I’d like to add a point about a current issue I’m facing: many people believe studying computational neuroscience and brain mechanisms is for the sake of AI. But that’s not the case. AI is merely a byproduct of research in computational neuroscience. Personally, my primary goal lies in unraveling the mysteries of the brain and understanding the essence of life. I can forgo material comforts for a life of intellectual fulfillment. And frankly, understanding how the brain works can benefit society beyond just AI, such as in medicine, education (studying how the brain learns through plasticity during development), and more. In summary, computational neuroscience encompasses a broader horizon, despite having intersections with brain-like intelligence and AI.


# Response to Wang Xiaojing’s Follow-up Question:

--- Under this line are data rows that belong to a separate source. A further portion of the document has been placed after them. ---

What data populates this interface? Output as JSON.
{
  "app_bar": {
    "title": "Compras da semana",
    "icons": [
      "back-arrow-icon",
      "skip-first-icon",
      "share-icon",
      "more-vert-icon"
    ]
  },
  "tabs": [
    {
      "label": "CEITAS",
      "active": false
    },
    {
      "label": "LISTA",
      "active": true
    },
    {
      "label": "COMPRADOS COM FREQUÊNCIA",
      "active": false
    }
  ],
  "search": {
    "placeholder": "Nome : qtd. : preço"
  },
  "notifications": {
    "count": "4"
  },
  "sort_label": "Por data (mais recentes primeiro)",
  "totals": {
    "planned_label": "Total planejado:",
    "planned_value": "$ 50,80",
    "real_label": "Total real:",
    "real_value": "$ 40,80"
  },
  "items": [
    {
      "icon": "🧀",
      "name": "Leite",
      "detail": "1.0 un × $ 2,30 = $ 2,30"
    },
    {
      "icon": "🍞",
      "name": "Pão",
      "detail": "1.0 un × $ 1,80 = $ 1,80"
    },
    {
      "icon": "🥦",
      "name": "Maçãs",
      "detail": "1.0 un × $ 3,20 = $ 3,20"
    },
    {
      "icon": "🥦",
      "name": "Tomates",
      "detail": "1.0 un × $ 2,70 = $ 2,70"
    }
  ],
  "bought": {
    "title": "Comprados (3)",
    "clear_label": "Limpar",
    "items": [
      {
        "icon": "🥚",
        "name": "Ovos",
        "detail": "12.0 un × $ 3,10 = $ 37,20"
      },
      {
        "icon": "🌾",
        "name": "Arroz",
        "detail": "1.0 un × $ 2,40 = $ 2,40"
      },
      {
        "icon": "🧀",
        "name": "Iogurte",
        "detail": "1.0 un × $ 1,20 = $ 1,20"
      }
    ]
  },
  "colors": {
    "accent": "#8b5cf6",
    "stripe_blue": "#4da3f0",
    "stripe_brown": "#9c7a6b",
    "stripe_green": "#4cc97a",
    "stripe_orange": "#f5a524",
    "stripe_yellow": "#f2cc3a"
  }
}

Question: How do we define and quantify human thought and intelligence? The answer to this question reveals the gap between today’s AI and human capabilities. Specifically, it involves understanding the neural mechanisms of thought and intelligence through neuroscience methods.

Professor Wu: As a cross-disciplinary researcher currently engaged in cognitive neuroscience, I’ve observed notable barriers between fields. AI experts specialize in completing specific tasks through mathematical approaches, whereas psychologists focus on behavioral-level studies. For instance, in psychology, there’s a field called comparative psychology. Decades ago, it attempted to answer whether animals possess intelligence through numerous experiments, like the ‘Crow and Water’ story, where crows raise water levels by dropping stones. Is this an exhibition of intelligence? Researchers have also used other animals, such as rats, to probe similar questions: Do animals possess the same kind of intelligence as humans? I feel that these studies have largely been overlooked by the AI community. AI researchers would benefit from delving into comparative psychology to study behavioral-level research on human cognition. This might lead to a realization of how to proceed in emulating human-like thought and intelligence in AI.

We in computational neuroscience play a pivotal role in bridging these disciplines, effectively narrowing the gap between them. AI emphasizes mathematical models, while psychology studies behavioral levels. What’s needed now is the development of mathematical models to truly explain human cognitive behavior. Once this is achieved, it could significantly contribute to understanding the differences in thought and intelligence and the nature of advanced human cognitive functions.


A question from @Si Wu:

Question: What role do emotions play in our intelligent computing?

Professor Wu: The question of emotion is intriguing. The AI luminary Marvin Minsky once said, ‘The current question isn’t whether robots need emotions, but whether a robot without emotions can at all develop intelligence.’ I believe this touches on something fundamental: wisdom, with emotions being at the core of it.


In response to Professor Si Wu’s question, we will invite more guests to explore this answer. Stay tuned for further insights.